Assigned task: If a line in the entries includes "they", show that line.

Data records:

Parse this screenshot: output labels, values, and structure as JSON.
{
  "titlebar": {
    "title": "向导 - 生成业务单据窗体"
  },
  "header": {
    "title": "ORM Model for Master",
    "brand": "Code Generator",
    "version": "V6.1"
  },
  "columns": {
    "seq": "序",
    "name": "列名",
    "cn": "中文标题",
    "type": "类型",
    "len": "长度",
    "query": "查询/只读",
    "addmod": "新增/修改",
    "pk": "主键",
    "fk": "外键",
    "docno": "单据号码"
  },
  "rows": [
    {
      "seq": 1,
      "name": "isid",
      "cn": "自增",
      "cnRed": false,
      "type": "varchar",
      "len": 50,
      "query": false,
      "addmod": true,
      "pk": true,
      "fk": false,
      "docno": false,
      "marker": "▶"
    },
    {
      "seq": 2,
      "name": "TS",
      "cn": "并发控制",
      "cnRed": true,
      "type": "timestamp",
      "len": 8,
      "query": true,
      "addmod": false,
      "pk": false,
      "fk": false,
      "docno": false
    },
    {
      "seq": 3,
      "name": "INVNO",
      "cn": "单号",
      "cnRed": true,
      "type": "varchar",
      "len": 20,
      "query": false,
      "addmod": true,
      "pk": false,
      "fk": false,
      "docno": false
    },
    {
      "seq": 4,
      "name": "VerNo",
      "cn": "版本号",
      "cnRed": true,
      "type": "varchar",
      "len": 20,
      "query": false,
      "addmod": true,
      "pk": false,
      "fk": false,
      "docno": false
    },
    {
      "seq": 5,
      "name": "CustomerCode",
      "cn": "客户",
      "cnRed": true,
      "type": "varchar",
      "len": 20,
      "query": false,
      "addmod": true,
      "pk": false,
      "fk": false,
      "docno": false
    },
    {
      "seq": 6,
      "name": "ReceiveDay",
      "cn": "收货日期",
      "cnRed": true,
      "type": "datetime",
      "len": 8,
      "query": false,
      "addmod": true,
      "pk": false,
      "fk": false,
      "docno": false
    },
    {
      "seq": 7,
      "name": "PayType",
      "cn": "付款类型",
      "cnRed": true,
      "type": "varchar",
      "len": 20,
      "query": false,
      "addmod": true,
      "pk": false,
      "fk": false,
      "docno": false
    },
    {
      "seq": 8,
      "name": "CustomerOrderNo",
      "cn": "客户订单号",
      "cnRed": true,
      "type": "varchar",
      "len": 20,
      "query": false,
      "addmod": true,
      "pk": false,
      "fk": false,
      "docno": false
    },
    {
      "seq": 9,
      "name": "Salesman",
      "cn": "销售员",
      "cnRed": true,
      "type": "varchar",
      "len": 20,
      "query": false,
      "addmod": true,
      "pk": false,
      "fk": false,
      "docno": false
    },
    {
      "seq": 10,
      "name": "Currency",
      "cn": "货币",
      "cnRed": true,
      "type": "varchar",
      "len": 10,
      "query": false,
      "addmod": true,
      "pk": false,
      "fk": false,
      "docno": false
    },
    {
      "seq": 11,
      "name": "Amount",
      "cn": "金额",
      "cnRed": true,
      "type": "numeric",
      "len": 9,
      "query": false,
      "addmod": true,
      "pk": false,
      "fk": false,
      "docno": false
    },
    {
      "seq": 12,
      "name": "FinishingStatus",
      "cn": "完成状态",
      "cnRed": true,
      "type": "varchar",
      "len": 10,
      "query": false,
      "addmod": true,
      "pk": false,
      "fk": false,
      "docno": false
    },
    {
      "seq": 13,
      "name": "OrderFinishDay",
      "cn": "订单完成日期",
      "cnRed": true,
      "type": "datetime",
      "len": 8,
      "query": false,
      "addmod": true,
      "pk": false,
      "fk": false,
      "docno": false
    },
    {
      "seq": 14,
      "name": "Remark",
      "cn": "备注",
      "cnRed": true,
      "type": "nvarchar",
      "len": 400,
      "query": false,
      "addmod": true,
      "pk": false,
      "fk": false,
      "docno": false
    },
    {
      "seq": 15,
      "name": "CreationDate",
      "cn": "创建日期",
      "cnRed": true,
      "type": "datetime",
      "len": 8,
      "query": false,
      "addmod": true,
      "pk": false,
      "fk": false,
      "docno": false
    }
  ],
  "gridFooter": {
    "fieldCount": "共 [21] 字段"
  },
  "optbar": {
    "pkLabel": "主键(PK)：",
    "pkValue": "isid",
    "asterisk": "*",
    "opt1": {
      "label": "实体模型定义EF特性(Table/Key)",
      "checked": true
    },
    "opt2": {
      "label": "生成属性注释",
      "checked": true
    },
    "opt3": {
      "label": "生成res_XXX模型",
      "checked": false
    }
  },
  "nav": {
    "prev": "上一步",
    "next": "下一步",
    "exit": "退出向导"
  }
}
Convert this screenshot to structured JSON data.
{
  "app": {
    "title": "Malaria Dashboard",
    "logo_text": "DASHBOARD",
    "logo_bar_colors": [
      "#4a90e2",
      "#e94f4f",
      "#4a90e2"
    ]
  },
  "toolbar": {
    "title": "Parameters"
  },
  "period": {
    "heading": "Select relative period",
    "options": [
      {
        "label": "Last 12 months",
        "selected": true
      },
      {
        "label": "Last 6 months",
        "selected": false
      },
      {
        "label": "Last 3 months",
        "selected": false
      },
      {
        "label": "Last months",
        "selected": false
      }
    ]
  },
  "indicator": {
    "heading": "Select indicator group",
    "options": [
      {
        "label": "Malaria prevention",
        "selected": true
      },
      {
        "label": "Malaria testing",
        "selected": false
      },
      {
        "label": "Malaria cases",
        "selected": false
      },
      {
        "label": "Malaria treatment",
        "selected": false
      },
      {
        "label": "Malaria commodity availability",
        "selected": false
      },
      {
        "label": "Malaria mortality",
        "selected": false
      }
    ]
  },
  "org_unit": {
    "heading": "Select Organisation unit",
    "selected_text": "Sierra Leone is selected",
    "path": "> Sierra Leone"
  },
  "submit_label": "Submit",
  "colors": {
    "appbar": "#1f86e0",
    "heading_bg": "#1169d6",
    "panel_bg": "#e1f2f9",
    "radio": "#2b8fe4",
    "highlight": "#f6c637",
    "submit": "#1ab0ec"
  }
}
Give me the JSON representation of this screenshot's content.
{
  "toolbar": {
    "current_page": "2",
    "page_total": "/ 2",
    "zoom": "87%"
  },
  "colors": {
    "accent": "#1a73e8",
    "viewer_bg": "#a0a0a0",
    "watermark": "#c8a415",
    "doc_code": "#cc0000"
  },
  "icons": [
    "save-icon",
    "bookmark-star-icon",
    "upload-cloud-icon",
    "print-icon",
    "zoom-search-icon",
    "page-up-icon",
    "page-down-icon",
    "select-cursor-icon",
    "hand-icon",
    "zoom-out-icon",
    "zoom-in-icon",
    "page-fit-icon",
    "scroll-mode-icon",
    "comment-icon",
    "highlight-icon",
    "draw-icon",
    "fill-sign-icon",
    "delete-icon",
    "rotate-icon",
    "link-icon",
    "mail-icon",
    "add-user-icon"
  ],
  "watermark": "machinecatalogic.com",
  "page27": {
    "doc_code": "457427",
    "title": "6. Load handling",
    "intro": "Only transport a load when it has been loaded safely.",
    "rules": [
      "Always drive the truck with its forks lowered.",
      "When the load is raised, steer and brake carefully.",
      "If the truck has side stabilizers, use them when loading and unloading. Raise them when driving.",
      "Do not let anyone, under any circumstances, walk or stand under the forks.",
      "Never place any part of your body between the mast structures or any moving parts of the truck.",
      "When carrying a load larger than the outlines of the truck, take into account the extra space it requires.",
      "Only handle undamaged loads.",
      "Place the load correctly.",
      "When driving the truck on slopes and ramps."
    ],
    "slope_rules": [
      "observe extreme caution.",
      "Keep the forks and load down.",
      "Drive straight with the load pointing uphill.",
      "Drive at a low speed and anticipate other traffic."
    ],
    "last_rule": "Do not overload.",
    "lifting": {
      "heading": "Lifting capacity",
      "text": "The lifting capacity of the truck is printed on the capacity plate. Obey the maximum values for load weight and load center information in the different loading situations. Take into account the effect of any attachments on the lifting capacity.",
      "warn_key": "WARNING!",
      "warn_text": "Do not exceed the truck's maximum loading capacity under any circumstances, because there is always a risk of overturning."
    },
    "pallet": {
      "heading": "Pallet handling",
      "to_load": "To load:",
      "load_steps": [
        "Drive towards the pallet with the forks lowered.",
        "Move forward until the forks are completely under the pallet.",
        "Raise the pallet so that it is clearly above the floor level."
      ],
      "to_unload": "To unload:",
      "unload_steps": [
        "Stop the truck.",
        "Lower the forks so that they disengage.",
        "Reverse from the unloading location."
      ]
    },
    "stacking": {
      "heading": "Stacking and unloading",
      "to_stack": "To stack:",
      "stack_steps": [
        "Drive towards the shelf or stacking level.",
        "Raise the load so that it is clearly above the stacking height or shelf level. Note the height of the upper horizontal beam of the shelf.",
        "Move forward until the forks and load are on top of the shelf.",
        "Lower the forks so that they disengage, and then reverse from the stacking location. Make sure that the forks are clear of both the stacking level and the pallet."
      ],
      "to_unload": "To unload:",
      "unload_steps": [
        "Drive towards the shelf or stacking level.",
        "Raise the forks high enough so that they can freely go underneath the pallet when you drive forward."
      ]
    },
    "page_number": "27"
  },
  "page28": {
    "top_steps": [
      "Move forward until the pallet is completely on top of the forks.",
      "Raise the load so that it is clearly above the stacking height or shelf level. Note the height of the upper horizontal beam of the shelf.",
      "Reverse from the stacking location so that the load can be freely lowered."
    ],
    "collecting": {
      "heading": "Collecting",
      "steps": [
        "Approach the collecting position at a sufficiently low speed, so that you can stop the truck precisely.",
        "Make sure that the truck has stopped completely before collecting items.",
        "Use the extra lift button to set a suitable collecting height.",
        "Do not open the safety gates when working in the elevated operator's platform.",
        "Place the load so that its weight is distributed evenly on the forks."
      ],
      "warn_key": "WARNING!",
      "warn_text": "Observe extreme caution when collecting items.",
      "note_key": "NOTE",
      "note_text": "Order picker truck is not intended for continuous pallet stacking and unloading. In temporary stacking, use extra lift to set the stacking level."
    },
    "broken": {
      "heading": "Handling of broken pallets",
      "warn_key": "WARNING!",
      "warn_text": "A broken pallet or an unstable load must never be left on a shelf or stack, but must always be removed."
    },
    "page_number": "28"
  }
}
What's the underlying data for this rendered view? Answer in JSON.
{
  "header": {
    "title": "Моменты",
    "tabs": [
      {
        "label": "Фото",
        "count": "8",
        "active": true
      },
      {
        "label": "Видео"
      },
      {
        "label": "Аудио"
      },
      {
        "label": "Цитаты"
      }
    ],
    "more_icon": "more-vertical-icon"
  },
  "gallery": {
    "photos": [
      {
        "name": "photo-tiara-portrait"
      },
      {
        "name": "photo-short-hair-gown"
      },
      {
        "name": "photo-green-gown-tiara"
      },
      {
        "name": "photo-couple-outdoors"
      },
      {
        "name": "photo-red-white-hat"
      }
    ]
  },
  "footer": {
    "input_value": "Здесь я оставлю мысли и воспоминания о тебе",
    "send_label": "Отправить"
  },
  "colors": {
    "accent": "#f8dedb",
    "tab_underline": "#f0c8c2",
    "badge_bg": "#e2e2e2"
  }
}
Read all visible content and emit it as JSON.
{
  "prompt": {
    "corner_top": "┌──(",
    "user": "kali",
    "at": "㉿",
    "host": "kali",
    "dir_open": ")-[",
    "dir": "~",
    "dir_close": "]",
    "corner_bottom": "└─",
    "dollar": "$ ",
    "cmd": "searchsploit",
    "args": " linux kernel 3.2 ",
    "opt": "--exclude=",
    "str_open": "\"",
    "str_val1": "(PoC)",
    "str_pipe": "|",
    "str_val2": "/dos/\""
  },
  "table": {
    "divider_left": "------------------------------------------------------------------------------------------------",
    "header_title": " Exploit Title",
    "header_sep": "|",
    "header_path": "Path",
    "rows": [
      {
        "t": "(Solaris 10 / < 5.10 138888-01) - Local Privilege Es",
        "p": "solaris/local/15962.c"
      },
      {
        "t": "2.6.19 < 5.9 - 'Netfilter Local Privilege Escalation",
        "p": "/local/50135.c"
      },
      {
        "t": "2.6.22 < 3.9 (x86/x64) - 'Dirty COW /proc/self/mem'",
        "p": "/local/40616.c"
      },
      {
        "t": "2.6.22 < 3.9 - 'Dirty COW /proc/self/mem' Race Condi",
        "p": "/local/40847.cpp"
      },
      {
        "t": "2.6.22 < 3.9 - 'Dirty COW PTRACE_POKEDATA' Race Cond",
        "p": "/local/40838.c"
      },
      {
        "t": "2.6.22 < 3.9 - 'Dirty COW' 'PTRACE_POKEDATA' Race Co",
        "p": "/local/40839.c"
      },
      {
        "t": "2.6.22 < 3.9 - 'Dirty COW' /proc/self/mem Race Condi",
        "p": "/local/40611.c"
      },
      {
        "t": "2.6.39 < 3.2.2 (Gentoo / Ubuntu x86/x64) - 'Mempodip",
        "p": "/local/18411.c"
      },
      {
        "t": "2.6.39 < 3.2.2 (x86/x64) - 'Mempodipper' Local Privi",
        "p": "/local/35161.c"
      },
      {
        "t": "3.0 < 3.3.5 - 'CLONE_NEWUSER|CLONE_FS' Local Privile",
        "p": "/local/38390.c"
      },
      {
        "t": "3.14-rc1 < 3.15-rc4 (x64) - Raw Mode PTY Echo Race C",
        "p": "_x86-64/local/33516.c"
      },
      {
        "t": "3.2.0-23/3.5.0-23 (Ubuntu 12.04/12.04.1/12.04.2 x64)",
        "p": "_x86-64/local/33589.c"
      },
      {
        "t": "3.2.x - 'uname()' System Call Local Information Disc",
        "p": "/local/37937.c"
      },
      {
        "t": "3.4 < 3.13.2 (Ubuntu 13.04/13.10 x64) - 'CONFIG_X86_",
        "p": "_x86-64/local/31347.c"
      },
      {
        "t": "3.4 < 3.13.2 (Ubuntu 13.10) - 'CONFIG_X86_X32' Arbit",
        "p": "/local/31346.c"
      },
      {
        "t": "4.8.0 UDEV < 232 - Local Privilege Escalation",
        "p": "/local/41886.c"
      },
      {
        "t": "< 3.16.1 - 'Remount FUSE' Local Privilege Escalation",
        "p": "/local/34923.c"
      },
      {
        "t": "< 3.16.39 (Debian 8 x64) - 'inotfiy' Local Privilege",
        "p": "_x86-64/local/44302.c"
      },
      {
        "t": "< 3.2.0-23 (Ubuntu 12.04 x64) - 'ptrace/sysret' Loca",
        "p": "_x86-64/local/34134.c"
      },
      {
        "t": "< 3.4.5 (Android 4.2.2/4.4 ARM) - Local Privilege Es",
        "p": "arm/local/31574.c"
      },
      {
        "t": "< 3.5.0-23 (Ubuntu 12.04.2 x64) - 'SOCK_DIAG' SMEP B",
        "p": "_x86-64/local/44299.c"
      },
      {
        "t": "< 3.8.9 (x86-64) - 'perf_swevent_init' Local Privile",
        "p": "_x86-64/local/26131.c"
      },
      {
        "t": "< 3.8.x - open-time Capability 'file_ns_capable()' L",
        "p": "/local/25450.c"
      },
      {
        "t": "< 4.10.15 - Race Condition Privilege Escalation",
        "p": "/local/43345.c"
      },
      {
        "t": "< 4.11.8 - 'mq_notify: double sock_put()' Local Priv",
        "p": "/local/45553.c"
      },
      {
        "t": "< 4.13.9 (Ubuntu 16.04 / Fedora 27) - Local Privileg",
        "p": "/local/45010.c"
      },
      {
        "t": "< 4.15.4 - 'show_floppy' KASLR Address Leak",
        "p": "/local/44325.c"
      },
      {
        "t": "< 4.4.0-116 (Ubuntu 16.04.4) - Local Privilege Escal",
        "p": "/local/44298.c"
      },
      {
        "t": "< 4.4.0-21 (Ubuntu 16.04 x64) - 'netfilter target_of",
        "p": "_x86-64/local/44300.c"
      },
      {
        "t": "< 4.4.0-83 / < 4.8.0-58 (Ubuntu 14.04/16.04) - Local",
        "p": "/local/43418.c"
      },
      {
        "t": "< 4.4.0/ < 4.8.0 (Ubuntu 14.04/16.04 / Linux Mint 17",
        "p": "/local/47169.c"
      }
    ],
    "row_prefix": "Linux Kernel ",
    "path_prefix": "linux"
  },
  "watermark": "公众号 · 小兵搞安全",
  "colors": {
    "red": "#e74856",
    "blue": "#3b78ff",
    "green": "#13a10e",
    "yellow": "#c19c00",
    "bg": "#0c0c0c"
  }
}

Exercise result:
        "Lower the forks so that they disengage.",
        "Lower the forks so that they disengage, and then reverse from the stacking location. Make sure that the forks are clear of both the stacking level and the pallet."
        "Raise the forks high enough so that they can freely go underneath the pallet when you drive forward."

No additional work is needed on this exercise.